Content starts
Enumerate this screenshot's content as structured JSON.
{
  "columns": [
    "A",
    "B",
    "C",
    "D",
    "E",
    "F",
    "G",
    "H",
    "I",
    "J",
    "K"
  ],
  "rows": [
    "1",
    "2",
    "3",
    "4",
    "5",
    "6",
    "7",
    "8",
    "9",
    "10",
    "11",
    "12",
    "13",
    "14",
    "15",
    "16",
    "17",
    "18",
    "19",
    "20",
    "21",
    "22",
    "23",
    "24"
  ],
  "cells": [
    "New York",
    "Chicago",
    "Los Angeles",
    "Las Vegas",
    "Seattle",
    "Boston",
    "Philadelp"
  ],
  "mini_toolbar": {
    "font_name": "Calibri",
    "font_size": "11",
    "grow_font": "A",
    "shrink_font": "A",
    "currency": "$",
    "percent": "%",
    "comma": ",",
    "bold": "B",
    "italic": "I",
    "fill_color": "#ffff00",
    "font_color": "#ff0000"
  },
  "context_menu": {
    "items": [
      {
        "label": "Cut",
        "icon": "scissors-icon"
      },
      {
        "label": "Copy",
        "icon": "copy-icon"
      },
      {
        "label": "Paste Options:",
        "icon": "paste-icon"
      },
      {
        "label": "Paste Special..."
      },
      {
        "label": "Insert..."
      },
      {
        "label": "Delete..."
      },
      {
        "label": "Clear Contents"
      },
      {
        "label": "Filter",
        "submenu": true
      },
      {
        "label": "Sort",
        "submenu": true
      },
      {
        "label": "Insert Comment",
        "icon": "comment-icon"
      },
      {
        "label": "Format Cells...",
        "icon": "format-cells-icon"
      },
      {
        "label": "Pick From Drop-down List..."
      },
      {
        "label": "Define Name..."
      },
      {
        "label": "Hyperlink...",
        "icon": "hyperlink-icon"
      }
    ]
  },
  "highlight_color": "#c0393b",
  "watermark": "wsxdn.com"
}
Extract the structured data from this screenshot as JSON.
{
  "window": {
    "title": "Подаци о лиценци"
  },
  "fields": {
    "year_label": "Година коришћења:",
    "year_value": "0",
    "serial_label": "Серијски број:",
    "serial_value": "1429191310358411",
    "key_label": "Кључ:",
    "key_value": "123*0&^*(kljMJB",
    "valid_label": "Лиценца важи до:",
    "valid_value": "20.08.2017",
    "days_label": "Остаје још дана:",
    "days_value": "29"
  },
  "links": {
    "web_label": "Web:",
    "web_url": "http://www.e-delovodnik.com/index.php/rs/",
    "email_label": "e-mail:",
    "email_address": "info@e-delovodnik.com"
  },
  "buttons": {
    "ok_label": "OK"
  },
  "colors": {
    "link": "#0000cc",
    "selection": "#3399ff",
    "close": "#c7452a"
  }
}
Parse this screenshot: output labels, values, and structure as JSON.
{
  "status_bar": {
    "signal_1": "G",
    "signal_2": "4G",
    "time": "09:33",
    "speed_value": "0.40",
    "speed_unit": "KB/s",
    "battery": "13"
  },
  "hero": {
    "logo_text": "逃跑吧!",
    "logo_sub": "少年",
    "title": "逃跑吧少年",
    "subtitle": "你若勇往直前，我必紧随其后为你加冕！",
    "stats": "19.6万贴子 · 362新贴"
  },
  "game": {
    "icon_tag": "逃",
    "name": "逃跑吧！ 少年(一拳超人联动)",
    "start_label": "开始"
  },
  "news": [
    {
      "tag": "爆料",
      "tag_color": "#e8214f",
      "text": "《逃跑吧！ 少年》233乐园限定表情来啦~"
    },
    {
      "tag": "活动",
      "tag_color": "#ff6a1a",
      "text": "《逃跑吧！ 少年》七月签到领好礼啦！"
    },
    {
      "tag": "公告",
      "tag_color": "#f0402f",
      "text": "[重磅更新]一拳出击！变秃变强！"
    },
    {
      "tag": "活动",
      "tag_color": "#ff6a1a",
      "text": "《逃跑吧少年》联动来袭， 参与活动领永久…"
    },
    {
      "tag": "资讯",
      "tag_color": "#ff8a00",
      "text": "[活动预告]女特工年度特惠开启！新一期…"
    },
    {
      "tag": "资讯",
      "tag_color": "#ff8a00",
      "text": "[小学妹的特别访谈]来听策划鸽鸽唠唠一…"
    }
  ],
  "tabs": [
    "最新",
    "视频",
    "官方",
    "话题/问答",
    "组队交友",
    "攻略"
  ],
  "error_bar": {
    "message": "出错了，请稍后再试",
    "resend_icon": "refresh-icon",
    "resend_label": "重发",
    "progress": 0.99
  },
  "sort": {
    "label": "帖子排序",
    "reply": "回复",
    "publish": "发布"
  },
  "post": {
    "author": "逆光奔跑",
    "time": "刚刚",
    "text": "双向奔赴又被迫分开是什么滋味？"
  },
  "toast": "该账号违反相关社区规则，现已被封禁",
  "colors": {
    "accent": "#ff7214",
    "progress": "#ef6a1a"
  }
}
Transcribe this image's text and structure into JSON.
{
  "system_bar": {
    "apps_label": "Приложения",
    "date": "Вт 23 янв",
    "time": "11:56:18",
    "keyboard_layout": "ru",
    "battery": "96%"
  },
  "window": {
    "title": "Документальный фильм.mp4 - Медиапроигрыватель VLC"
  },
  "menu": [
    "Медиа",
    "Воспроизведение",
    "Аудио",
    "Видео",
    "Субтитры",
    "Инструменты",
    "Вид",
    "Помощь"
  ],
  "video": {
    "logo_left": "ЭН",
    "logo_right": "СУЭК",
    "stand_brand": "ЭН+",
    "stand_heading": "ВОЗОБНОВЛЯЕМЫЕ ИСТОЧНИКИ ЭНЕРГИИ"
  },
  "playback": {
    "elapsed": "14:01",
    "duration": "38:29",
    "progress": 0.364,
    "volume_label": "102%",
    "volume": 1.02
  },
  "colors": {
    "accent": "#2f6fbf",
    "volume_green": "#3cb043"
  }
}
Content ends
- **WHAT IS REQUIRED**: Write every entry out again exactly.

- **EXERCISE RESULT**:
Enumerate this screenshot's content as structured JSON.
{
  "columns": [
    "A",
    "B",
    "C",
    "D",
    "E",
    "F",
    "G",
    "H",
    "I",
    "J",
    "K"
  ],
  "rows": [
    "1",
    "2",
    "3",
    "4",
    "5",
    "6",
    "7",
    "8",
    "9",
    "10",
    "11",
    "12",
    "13",
    "14",
    "15",
    "16",
    "17",
    "18",
    "19",
    "20",
    "21",
    "22",
    "23",
    "24"
  ],
  "cells": [
    "New York",
    "Chicago",
    "Los Angeles",
    "Las Vegas",
    "Seattle",
    "Boston",
    "Philadelp"
  ],
  "mini_toolbar": {
    "font_name": "Calibri",
    "font_size": "11",
    "grow_font": "A",
    "shrink_font": "A",
    "currency": "$",
    "percent": "%",
    "comma": ",",
    "bold": "B",
    "italic": "I",
    "fill_color": "#ffff00",
    "font_color": "#ff0000"
  },
  "context_menu": {
    "items": [
      {
        "label": "Cut",
        "icon": "scissors-icon"
      },
      {
        "label": "Copy",
        "icon": "copy-icon"
      },
      {
        "label": "Paste Options:",
        "icon": "paste-icon"
      },
      {
        "label": "Paste Special..."
      },
      {
        "label": "Insert..."
      },
      {
        "label": "Delete..."
      },
      {
        "label": "Clear Contents"
      },
      {
        "label": "Filter",
        "submenu": true
      },
      {
        "label": "Sort",
        "submenu": true
      },
      {
        "label": "Insert Comment",
        "icon": "comment-icon"
      },
      {
        "label": "Format Cells...",
        "icon": "format-cells-icon"
      },
      {
        "label": "Pick From Drop-down List..."
      },
      {
        "label": "Define Name..."
      },
      {
        "label": "Hyperlink...",
        "icon": "hyperlink-icon"
      }
    ]
  },
  "highlight_color": "#c0393b",
  "watermark": "wsxdn.com"
}
Extract the structured data from this screenshot as JSON.
{
  "window": {
    "title": "Подаци о лиценци"
  },
  "fields": {
    "year_label": "Година коришћења:",
    "year_value": "0",
    "serial_label": "Серијски број:",
    "serial_value": "1429191310358411",
    "key_label": "Кључ:",
    "key_value": "123*0&^*(kljMJB",
    "valid_label": "Лиценца важи до:",
    "valid_value": "20.08.2017",
    "days_label": "Остаје још дана:",
    "days_value": "29"
  },
  "links": {
    "web_label": "Web:",
    "web_url": "http://www.e-delovodnik.com/index.php/rs/",
    "email_label": "e-mail:",
    "email_address": "info@e-delovodnik.com"
  },
  "buttons": {
    "ok_label": "OK"
  },
  "colors": {
    "link": "#0000cc",
    "selection": "#3399ff",
    "close": "#c7452a"
  }
}
Parse this screenshot: output labels, values, and structure as JSON.
{
  "status_bar": {
    "signal_1": "G",
    "signal_2": "4G",
    "time": "09:33",
    "speed_value": "0.40",
    "speed_unit": "KB/s",
    "battery": "13"
  },
  "hero": {
    "logo_text": "逃跑吧!",
    "logo_sub": "少年",
    "title": "逃跑吧少年",
    "subtitle": "你若勇往直前，我必紧随其后为你加冕！",
    "stats": "19.6万贴子 · 362新贴"
  },
  "game": {
    "icon_tag": "逃",
    "name": "逃跑吧！ 少年(一拳超人联动)",
    "start_label": "开始"
  },
  "news": [
    {
      "tag": "爆料",
      "tag_color": "#e8214f",
      "text": "《逃跑吧！ 少年》233乐园限定表情来啦~"
    },
    {
      "tag": "活动",
      "tag_color": "#ff6a1a",
      "text": "《逃跑吧！ 少年》七月签到领好礼啦！"
    },
    {
      "tag": "公告",
      "tag_color": "#f0402f",
      "text": "[重磅更新]一拳出击！变秃变强！"
    },
    {
      "tag": "活动",
      "tag_color": "#ff6a1a",
      "text": "《逃跑吧少年》联动来袭， 参与活动领永久…"
    },
    {
      "tag": "资讯",
      "tag_color": "#ff8a00",
      "text": "[活动预告]女特工年度特惠开启！新一期…"
    },
    {
      "tag": "资讯",
      "tag_color": "#ff8a00",
      "text": "[小学妹的特别访谈]来听策划鸽鸽唠唠一…"
    }
  ],
  "tabs": [
    "最新",
    "视频",
    "官方",
    "话题/问答",
    "组队交友",
    "攻略"
  ],
  "error_bar": {
    "message": "出错了，请稍后再试",
    "resend_icon": "refresh-icon",
    "resend_label": "重发",
    "progress": 0.99
  },
  "sort": {
    "label": "帖子排序",
    "reply": "回复",
    "publish": "发布"
  },
  "post": {
    "author": "逆光奔跑",
    "time": "刚刚",
    "text": "双向奔赴又被迫分开是什么滋味？"
  },
  "toast": "该账号违反相关社区规则，现已被封禁",
  "colors": {
    "accent": "#ff7214",
    "progress": "#ef6a1a"
  }
}
Transcribe this image's text and structure into JSON.
{
  "system_bar": {
    "apps_label": "Приложения",
    "date": "Вт 23 янв",
    "time": "11:56:18",
    "keyboard_layout": "ru",
    "battery": "96%"
  },
  "window": {
    "title": "Документальный фильм.mp4 - Медиапроигрыватель VLC"
  },
  "menu": [
    "Медиа",
    "Воспроизведение",
    "Аудио",
    "Видео",
    "Субтитры",
    "Инструменты",
    "Вид",
    "Помощь"
  ],
  "video": {
    "logo_left": "ЭН",
    "logo_right": "СУЭК",
    "stand_brand": "ЭН+",
    "stand_heading": "ВОЗОБНОВЛЯЕМЫЕ ИСТОЧНИКИ ЭНЕРГИИ"
  },
  "playback": {
    "elapsed": "14:01",
    "duration": "38:29",
    "progress": 0.364,
    "volume_label": "102%",
    "volume": 1.02
  },
  "colors": {
    "accent": "#2f6fbf",
    "volume_green": "#3cb043"
  }
}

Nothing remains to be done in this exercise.